* WORK TO BE COMPLETED
Where does the word "this" show up in the records? Copy every line that has it.

(Records from a collection)
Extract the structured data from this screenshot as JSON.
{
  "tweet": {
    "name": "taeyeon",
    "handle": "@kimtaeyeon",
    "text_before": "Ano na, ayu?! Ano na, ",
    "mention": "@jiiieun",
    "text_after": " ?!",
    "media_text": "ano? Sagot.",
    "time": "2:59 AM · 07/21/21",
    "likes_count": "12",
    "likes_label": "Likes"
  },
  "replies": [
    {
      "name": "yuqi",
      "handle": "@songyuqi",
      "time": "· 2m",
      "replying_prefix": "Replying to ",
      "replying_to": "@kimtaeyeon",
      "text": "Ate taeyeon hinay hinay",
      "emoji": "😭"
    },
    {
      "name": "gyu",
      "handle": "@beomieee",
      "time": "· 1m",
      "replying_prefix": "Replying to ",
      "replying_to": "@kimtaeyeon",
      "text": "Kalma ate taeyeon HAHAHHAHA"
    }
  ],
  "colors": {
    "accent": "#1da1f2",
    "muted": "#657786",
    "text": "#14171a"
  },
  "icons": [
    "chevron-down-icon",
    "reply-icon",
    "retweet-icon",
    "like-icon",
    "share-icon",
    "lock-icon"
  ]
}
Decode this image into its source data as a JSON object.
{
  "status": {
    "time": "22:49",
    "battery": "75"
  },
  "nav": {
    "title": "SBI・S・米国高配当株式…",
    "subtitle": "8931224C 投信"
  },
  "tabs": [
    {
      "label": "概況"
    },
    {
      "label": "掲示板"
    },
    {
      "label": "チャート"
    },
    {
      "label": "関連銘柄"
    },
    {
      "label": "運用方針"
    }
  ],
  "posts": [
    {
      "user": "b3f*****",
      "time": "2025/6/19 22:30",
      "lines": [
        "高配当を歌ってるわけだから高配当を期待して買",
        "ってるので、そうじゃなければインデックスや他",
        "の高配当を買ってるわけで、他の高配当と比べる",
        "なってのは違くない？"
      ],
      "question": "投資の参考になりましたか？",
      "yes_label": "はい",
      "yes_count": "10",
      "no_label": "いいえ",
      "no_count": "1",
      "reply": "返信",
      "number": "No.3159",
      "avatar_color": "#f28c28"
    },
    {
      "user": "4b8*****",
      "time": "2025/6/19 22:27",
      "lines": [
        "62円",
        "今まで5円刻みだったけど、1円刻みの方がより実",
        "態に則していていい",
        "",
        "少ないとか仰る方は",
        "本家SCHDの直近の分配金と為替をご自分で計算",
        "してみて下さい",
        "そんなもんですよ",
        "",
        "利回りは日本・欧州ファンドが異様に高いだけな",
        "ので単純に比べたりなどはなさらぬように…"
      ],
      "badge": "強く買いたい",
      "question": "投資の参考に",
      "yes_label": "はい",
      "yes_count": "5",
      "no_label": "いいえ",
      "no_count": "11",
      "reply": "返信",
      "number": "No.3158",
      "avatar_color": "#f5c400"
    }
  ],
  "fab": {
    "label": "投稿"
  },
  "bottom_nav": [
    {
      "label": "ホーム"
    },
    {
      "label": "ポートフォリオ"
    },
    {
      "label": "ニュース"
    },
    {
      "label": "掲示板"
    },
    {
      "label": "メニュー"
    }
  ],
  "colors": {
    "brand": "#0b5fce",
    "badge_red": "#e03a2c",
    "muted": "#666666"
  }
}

* EXPECTED OUTPUT
Extract the structured data from this screenshot as JSON.
Decode this image into its source data as a JSON object.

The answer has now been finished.